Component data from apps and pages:

* * *

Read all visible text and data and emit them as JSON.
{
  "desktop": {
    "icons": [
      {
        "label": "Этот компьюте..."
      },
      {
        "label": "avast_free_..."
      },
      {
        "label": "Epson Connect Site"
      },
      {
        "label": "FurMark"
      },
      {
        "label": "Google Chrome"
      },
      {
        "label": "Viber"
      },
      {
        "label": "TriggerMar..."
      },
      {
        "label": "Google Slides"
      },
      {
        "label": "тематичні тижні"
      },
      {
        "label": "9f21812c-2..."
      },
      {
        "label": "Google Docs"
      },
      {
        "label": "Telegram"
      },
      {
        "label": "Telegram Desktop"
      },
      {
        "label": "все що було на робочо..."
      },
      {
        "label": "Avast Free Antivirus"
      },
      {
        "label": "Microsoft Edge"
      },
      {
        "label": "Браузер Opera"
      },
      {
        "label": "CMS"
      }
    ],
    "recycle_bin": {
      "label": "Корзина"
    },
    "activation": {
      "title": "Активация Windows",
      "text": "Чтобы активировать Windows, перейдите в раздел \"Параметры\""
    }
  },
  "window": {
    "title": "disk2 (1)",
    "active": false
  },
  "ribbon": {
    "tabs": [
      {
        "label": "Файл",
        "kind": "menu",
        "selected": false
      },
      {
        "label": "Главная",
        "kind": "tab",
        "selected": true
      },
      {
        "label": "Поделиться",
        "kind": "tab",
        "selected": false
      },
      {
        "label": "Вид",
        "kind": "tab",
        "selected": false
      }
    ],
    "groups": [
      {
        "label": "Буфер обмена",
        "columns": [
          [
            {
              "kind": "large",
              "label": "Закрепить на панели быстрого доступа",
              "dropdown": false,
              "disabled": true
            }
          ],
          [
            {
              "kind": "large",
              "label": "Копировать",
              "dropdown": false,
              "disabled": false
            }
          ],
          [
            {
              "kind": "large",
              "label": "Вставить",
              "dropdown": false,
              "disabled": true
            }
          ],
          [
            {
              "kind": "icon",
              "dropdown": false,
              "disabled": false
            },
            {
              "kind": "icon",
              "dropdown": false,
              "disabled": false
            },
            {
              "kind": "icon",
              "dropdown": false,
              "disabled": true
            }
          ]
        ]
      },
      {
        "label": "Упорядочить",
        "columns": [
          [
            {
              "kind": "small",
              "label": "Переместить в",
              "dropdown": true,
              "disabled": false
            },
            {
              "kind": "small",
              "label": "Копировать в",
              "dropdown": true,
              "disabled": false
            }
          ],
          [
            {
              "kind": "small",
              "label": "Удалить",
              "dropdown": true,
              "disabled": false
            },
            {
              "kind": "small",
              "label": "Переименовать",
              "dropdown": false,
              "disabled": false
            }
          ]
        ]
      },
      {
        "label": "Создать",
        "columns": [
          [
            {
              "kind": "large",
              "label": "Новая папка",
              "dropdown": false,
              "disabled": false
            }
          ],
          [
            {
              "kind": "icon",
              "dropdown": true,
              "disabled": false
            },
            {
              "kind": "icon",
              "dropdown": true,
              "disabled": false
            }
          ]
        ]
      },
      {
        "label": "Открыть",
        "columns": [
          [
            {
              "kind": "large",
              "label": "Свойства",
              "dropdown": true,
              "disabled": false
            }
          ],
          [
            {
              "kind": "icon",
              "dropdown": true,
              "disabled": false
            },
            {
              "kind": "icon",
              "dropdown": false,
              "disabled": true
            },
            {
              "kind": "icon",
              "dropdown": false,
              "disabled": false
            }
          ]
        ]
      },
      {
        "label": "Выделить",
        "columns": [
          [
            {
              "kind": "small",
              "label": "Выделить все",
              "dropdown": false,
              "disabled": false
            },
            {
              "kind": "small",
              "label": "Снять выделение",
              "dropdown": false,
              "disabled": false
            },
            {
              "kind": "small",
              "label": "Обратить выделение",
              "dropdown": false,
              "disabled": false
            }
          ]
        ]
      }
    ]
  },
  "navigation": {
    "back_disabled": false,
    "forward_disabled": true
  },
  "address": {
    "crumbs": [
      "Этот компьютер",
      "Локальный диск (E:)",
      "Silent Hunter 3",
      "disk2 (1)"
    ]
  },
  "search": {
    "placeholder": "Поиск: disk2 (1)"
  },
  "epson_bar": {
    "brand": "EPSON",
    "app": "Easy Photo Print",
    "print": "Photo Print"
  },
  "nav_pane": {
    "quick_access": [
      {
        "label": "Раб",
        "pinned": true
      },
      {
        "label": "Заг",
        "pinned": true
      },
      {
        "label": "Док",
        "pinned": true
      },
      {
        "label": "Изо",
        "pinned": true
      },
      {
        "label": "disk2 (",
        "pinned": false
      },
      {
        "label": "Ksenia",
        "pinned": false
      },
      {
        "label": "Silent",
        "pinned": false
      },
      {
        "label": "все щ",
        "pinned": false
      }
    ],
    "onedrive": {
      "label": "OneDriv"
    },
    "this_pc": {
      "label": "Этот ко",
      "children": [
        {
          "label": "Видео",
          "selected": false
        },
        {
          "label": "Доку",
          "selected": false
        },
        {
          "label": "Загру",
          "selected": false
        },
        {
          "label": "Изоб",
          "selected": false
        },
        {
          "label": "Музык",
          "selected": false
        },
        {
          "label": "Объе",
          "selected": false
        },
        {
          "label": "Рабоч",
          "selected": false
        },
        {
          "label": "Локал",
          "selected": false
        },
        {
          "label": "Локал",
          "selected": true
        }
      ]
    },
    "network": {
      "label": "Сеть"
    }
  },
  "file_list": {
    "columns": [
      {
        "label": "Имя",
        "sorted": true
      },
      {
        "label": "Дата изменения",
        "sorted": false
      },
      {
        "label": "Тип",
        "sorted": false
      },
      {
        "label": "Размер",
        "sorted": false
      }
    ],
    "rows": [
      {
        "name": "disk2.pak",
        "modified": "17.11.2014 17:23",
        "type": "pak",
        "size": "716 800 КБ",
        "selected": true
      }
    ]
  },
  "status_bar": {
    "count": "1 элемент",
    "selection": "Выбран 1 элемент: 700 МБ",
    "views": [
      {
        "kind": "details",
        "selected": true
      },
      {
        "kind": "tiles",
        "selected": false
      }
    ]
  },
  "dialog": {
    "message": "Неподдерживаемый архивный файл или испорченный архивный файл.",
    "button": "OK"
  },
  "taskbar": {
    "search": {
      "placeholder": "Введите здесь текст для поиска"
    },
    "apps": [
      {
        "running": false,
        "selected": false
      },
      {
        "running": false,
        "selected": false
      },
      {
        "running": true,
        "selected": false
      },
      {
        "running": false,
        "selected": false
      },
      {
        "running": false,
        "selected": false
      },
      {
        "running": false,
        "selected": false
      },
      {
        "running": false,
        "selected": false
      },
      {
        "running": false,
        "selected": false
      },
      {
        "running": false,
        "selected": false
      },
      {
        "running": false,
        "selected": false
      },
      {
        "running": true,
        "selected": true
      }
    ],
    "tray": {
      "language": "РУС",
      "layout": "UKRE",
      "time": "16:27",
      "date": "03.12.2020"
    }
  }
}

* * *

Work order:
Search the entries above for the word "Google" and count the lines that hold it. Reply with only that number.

Task result:
3